A. A cybersecurity certification community has grown around EU cybersecurity and resilience programs, which are promoted by the European Commission and the EU Cybersecurity Agency (ENISA). Together with this community, we are developing a set of specific schemes to be implemented in the union starting next year (for example, information and communications technology, cloud, industrial control systems). The schemes will be launched and implemented under the umbrella of the Cybersecurity Act, which has established the European Framework for Cybersecurity Certification (www.enisa.europa.eu/topics/standards/certification).
This domain is highly standards-driven, since the cybersecurity evaluation schemes that are being developed rely on reference standards. In the long term, I expect the Cybersecurity Act to make a sort of “EU cyber shield” arise with the consequence that technology deployed, integrated, or used by citizens or in highly sensitive contexts (e.g., critical infrastructures) will have passed tests and evaluations with a level of severity that is adequate for its intended use.
Another project that I’m involved in is the Center for Interdisciplinary Research on Critical Infrastructure Security and Resilience (CRISR). CRISR was established in 2017 at the department of engineering for innovation, part of the University of Salento in Italy. Together with the scientific committee of the CRISR, we are coordinating a series of activities and projects that aim to deliver better and more focused courses on critical infrastructure protection in response to the increasing demand of qualified security experts and sector-specific researchers.
We are collaborating with a number of foreign universities, governments, and centers of excellence to make sure that students can have multidisciplinary and multifaceted experiences that will enhance their maturity and comprehension of the complexity of modern critical infrastructures and key resources. Summer and winter schools are also projects currently in the pipeline. The aim of these projects is to bring together experts from the international security community so that they can start passing the baton to the next generation.
Q. How did you become involved with ASTM International and the standards work in the exoskeletons and exosuits committee (F48)? What is your particular interest in the work of the security and information technology subcommittee (F48.05) and its draft now underway?
A. I’ve worked with William Billotte (director of global exo technology programs at ASTM) since 2016 on joint U.S./EU projects. We both share a keen passion for and interest in standards.
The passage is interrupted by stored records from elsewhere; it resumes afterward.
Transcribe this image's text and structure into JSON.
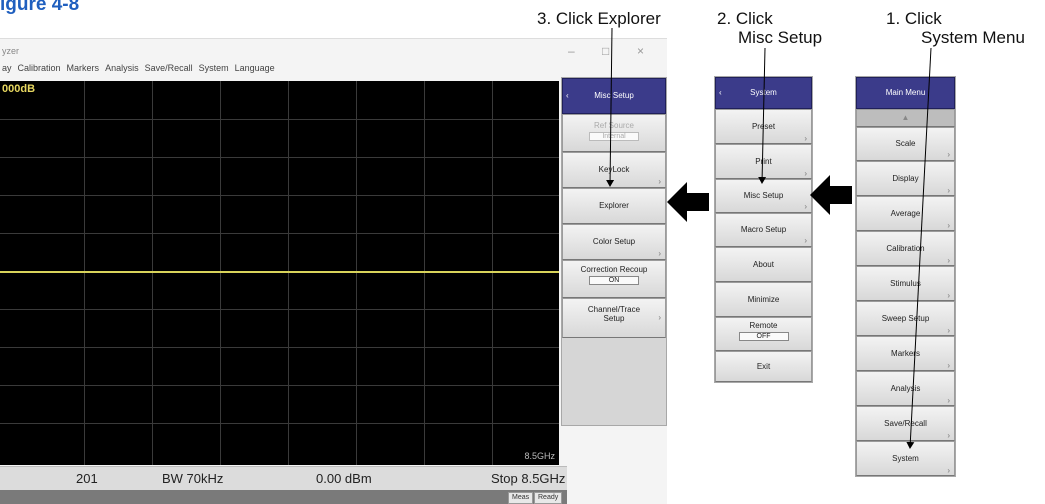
{
  "page_title": "igure 4-8",
  "steps": {
    "step1": {
      "line1": "1. Click",
      "line2": "System Menu"
    },
    "step2": {
      "line1": "2. Click",
      "line2": "Misc Setup"
    },
    "step3": {
      "line1": "3. Click Explorer"
    }
  },
  "app": {
    "title": "yzer",
    "window_controls": {
      "minimize": "–",
      "maximize": "□",
      "close": "×"
    },
    "menu": [
      "ay",
      "Calibration",
      "Markers",
      "Analysis",
      "Save/Recall",
      "System",
      "Language"
    ],
    "scale_readout": "000dB",
    "stop_freq_axis": "8.5GHz",
    "status": {
      "points": "201",
      "bw": "BW 70kHz",
      "power": "0.00 dBm",
      "stop": "Stop 8.5GHz"
    },
    "bottom_chips": {
      "meas": "Meas",
      "ready": "Ready"
    }
  },
  "panels": {
    "misc_setup": {
      "header": "Misc Setup",
      "back_icon": "back-chevron",
      "items": [
        {
          "label": "Ref Source",
          "value": "Internal",
          "disabled": true
        },
        {
          "label": "KeyLock"
        },
        {
          "label": "Explorer"
        },
        {
          "label": "Color Setup"
        },
        {
          "label": "Correction Recoup",
          "value": "ON"
        },
        {
          "label": "Channel/Trace",
          "label2": "Setup"
        }
      ]
    },
    "system": {
      "header": "System",
      "back_icon": "back-chevron",
      "items": [
        {
          "label": "Preset"
        },
        {
          "label": "Print"
        },
        {
          "label": "Misc Setup"
        },
        {
          "label": "Macro Setup"
        },
        {
          "label": "About"
        },
        {
          "label": "Minimize"
        },
        {
          "label": "Remote",
          "value": "OFF"
        },
        {
          "label": "Exit"
        }
      ]
    },
    "main_menu": {
      "header": "Main Menu",
      "up_icon": "▲",
      "items": [
        {
          "label": "Scale"
        },
        {
          "label": "Display"
        },
        {
          "label": "Average"
        },
        {
          "label": "Calibration"
        },
        {
          "label": "Stimulus"
        },
        {
          "label": "Sweep Setup"
        },
        {
          "label": "Markers"
        },
        {
          "label": "Analysis"
        },
        {
          "label": "Save/Recall"
        },
        {
          "label": "System"
        }
      ]
    }
  },
  "colors": {
    "title_blue": "#1f5fbf",
    "menu_header": "#3b3b8a",
    "trace": "#d8d35a"
  }
}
When I learned that ASTM had established a subcommittee on security and information technology, I expressed my interest in contributing to this initiative.
I’m convinced that the assessment of the cybersecurity of exoskeletons and exosuits is important to guarantee the safety of the user and the people in close vicinity to the areas of operation. These technologies are increasingly important in the lifecycle of our society, and they will improve our lives, safety, and security.
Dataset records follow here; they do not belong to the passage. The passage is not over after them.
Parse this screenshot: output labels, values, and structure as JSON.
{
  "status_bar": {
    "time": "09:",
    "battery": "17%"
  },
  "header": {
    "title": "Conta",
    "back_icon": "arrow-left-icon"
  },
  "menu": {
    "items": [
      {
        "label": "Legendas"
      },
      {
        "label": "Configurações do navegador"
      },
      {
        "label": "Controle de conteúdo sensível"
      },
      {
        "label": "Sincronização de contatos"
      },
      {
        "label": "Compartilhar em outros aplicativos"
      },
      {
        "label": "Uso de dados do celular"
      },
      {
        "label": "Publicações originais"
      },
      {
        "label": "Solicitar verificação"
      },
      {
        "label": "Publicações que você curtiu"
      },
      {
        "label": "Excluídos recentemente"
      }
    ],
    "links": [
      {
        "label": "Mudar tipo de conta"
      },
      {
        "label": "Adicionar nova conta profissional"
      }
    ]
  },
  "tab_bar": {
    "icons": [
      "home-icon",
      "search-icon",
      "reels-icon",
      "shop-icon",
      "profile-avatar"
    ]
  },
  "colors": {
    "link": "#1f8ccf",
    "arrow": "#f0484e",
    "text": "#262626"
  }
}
Together with the committee, we are currently working on an initial draft of a guide for effective cybersecurity management for exoskeletons. This implies the understanding of scenarios of operations, potential risks associated with such use, and mitigation measures to be implemented. The scope of the draft will cover safety-related issues, and an extension on the avoidance of property damage is already foreseeable. ■
Alessandro Lazari, Ph.D., is a senior key account manager at F24 AG, a global solutions provider for incident and crisis management, and emergency notification. He is also director of the south-Mediterranean Region of the International Association Critical Infrastructure Protection Professionals, and he is involved with other infrastructure cybersecurity work and groups. Lazari joined the exoskeletons and exosuits committee (F48) this year.